Fred McKinney (opinion): Changing how we elect members of Congress

Voters go to the polls at the Hamden Collaborative Learning Center in Hamden last year.

Voters go to the polls at the Hamden Collaborative Learning Center in Hamden last year.

Meghan Friedmann / Hearst Connecticut Media /

Every 10 years the U.S. Constitution conducts a census. The Founding Fathers authorized the census so that the number of members elected to the U.S. House of Representatives would be determined by the population in each of the states.

Nowhere in the original Constitution does it direct the states to establish regions within the states to determine what we know as congressional districts. Congressional districts (Connecticut currently has five, one for roughly every 700,000 residents) is why states engage in the inherently biased redrawing of district lines every 10 years after the new census. Congressional districts are also a major contributor to the dysfunction in Washington.

There is a solution: Eliminate Congressional districts. Gerrymandering, or manipulating congressional districts, is fraught with biases, both racial and political, that are maintained once one party gets control of drawing the maps. We don’t need them nor did the Constitution speak of them.

The new congressional district map drawn in North Carolina, for instance, is designed to return 10 Republicans and four Democrats to Congress even though Democrats represented 49 percent of all voters in the 2020 presidential election. The Republican-dominated Texas legislature has drawn maps that are explicitly designed to dilute the growing Hispanic population in the state. In Mississippi, almost 40 percent of the state is Black and only one of their four House members, Bennie Thompson, is Black. Congressional district maps even in Connecticut will by 2030 also exhibit similar structural, racial and ethnic biases

Similar maps are being drawn in states run by Republicans, and to be fair, in states under Democratic control. There are academic efforts and independent commissions that are trying to address this vexing problem of how to draw fair congressional district maps. The historical and political fact is we don’t need congressional districts drawn or redrawn at all, and “fairness,” like beauty, is in the eye of the beholder.

Consistent with the Constitution, the number of congressional seats should continue to be based on a state’s population. That does not change. What would change is the way we hold congressional elections at the state level. Instead of voters being able to choose between the Democratic and the Republican candidate in a district, voters would be able to vote for as many candidates as determined by the census. In Connecticut, that would mean every registered voter would be able to place votes for five congressional candidates.
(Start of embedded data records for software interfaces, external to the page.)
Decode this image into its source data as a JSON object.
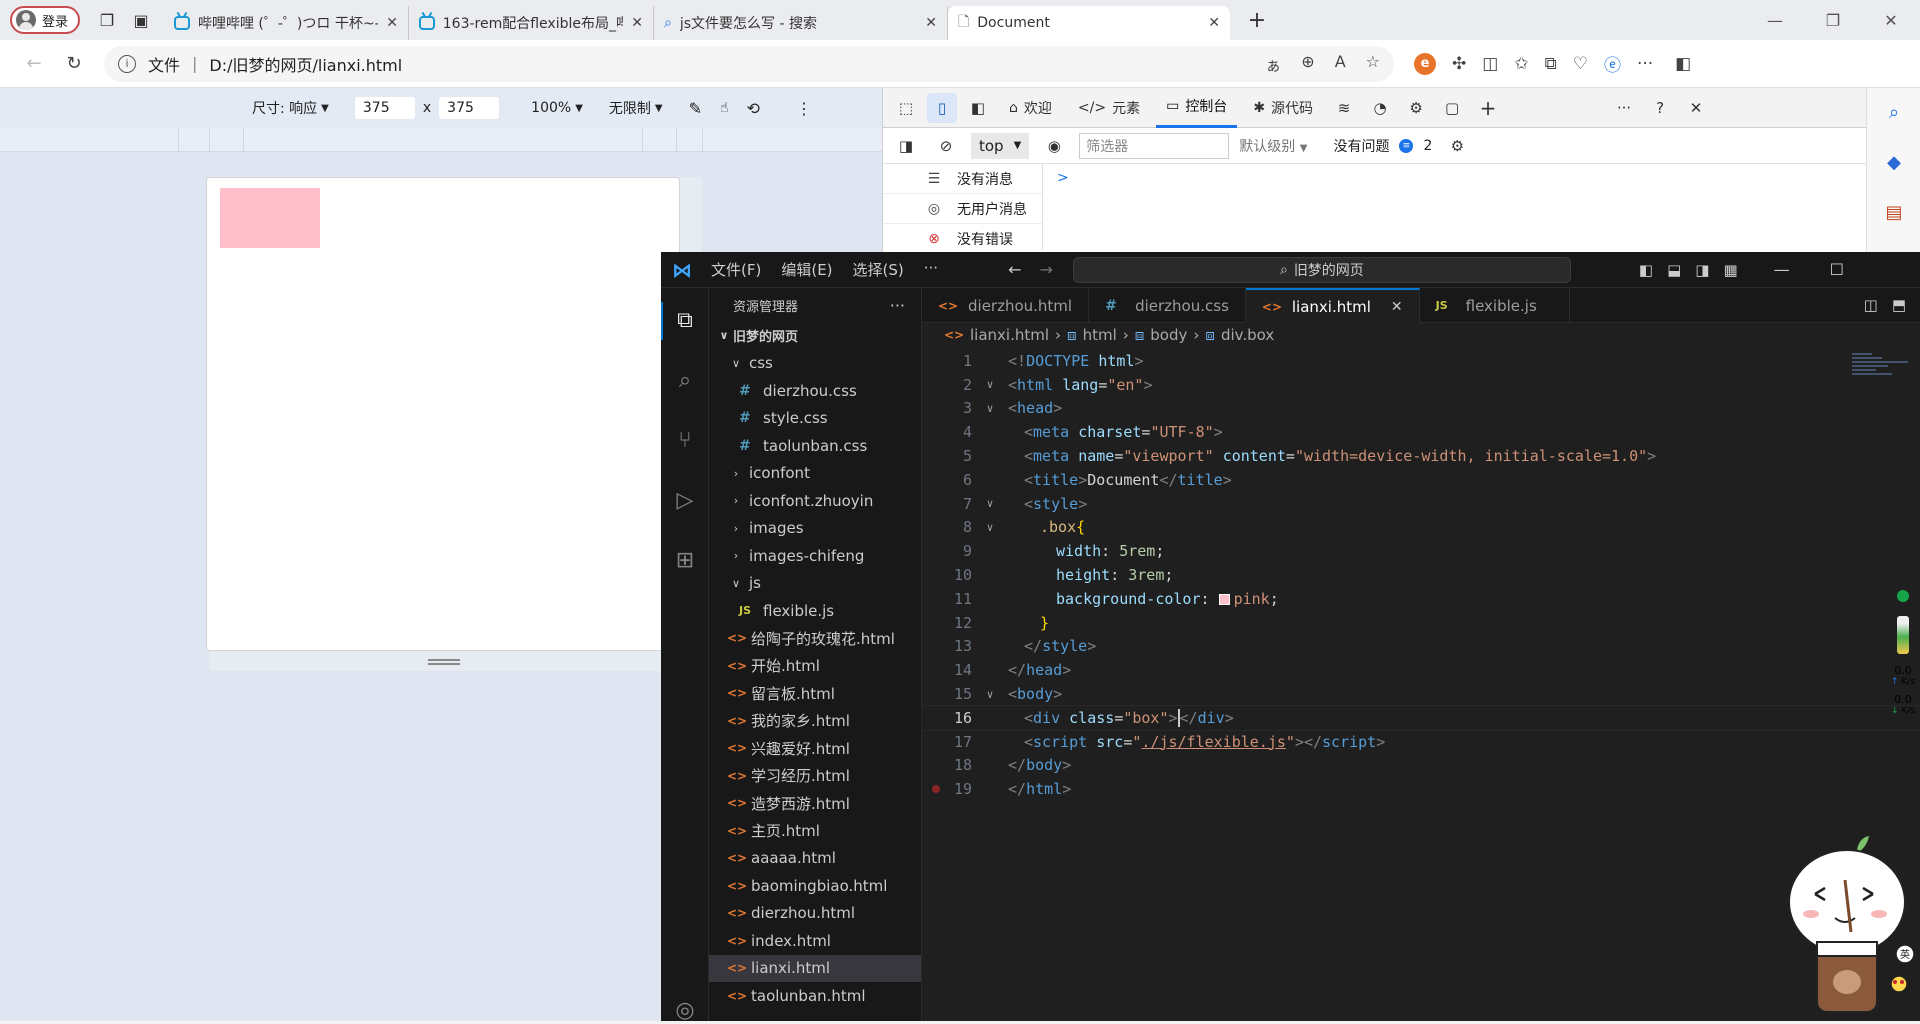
{
  "browser": {
    "profile_label": "登录",
    "tabs": [
      {
        "title": "哔哩哔哩 (゜-゜)つロ 干杯~-bilib",
        "icon": "bilibili-icon"
      },
      {
        "title": "163-rem配合flexible布局_哔哩哔",
        "icon": "bilibili-icon"
      },
      {
        "title": "js文件要怎么写 - 搜索",
        "icon": "search-icon"
      },
      {
        "title": "Document",
        "icon": "page-icon",
        "active": true
      }
    ],
    "address": {
      "scheme_label": "文件",
      "url": "D:/旧梦的网页/lianxi.html"
    }
  },
  "device_toolbar": {
    "dimension_label": "尺寸: 响应",
    "width": "375",
    "times": "x",
    "height": "375",
    "zoom": "100%",
    "throttle": "无限制"
  },
  "devtools": {
    "tabs": [
      "欢迎",
      "元素",
      "控制台",
      "源代码"
    ],
    "active_tab": "控制台",
    "context": "top",
    "filter_placeholder": "筛选器",
    "level": "默认级别",
    "issues_label": "没有问题",
    "issues_count": "2",
    "sidebar": [
      {
        "label": "没有消息",
        "icon": "list-icon"
      },
      {
        "label": "无用户消息",
        "icon": "user-icon"
      },
      {
        "label": "没有错误",
        "icon": "error-icon"
      }
    ],
    "prompt": ">"
  },
  "vscode": {
    "menu": [
      "文件(F)",
      "编辑(E)",
      "选择(S)",
      "···"
    ],
    "search_label": "旧梦的网页",
    "explorer_title": "资源管理器",
    "root_folder": "旧梦的网页",
    "tree": [
      {
        "label": "css",
        "type": "folder-open",
        "indent": 1
      },
      {
        "label": "dierzhou.css",
        "type": "css",
        "indent": 2
      },
      {
        "label": "style.css",
        "type": "css",
        "indent": 2
      },
      {
        "label": "taolunban.css",
        "type": "css",
        "indent": 2
      },
      {
        "label": "iconfont",
        "type": "folder",
        "indent": 1
      },
      {
        "label": "iconfont.zhuoyin",
        "type": "folder",
        "indent": 1
      },
      {
        "label": "images",
        "type": "folder",
        "indent": 1
      },
      {
        "label": "images-chifeng",
        "type": "folder",
        "indent": 1
      },
      {
        "label": "js",
        "type": "folder-open",
        "indent": 1
      },
      {
        "label": "flexible.js",
        "type": "js",
        "indent": 2
      },
      {
        "label": "给陶子的玫瑰花.html",
        "type": "html",
        "indent": 1
      },
      {
        "label": "开始.html",
        "type": "html",
        "indent": 1
      },
      {
        "label": "留言板.html",
        "type": "html",
        "indent": 1
      },
      {
        "label": "我的家乡.html",
        "type": "html",
        "indent": 1
      },
      {
        "label": "兴趣爱好.html",
        "type": "html",
        "indent": 1
      },
      {
        "label": "学习经历.html",
        "type": "html",
        "indent": 1
      },
      {
        "label": "造梦西游.html",
        "type": "html",
        "indent": 1
      },
      {
        "label": "主页.html",
        "type": "html",
        "indent": 1
      },
      {
        "label": "aaaaa.html",
        "type": "html",
        "indent": 1
      },
      {
        "label": "baomingbiao.html",
        "type": "html",
        "indent": 1
      },
      {
        "label": "dierzhou.html",
        "type": "html",
        "indent": 1
      },
      {
        "label": "index.html",
        "type": "html",
        "indent": 1
      },
      {
        "label": "lianxi.html",
        "type": "html",
        "indent": 1,
        "selected": true
      },
      {
        "label": "taolunban.html",
        "type": "html",
        "indent": 1
      }
    ],
    "editor_tabs": [
      {
        "label": "dierzhou.html",
        "type": "html"
      },
      {
        "label": "dierzhou.css",
        "type": "css"
      },
      {
        "label": "lianxi.html",
        "type": "html",
        "active": true
      },
      {
        "label": "flexible.js",
        "type": "js"
      }
    ],
    "breadcrumb": [
      "lianxi.html",
      "html",
      "body",
      "div.box"
    ],
    "current_line": "16",
    "line_numbers": [
      "1",
      "2",
      "3",
      "4",
      "5",
      "6",
      "7",
      "8",
      "9",
      "10",
      "11",
      "12",
      "13",
      "14",
      "15",
      "16",
      "17",
      "18",
      "19"
    ]
  },
  "netspeed": {
    "up": "0.0",
    "up_unit": "K/s",
    "down": "0.0",
    "down_unit": "K/s"
  },
  "mascot_badge": "英",
  "colors": {
    "preview_box": "#ffc0cb",
    "vscode_accent": "#0078d4",
    "devtools_accent": "#1a73e8"
  }
}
This change would radically impact the behavior and the quality of politicians running for Congress. Needing statewide support, candidates could not afford to be so parochial. They would need to have a strategy to appeal to a wider range of voters — urban voters, rural voters, voters of all races and ethnicities, etc. Additionally, prospective members would need to have some recognized skills and experience that could benefit the people. Remind me what skill Matt Gaetz possesses other than his daddy was a power broker? Now it is too easy for frat bros and air heads to win seats because they are running in districts that are designed to elect incompetent hacks, rogues and thieves.

I can hear the criticism of this approach. Some voters, perhaps voters in less-populated areas, might fear they would be ignored by office seekers. Ignoring rural voters might work for some candidates, but not necessarily for all candidates who could choose to represent rural interest regardless of where they live in the state. Similarly, candidates that had an “urban” agenda would fight it out and only those who could garner the most support would win.

This approach of electing members of the House of Representatives would also reduce the power of incumbency. Any House member from the state who does not actively represent the broader constituents of the state would be vulnerable to be challenged by a more creative and effective office seeker. A member would not just be defending his or her “safe” seat, they would face withering competition if they proved to be an ineffective member, or just a poor communicator.

I am no Constitutional lawyer, I am not even a lawyer, but it seems to me that this change would fix one house of Congress and make it a more responsive and representative body. The people would benefit, and America would benefit. The bigger challenge is to fix the Senate. And that can be done by eliminating the filibuster, something also not enshrined in the Constitution.

Fred McKinney is the co-founder of BJM Solutions, an economic consulting firm that conducts public and private research since 1999, and is the emeritus director of the Peoples Center for Innovation and Entrepreneurship at Quinnipiac University.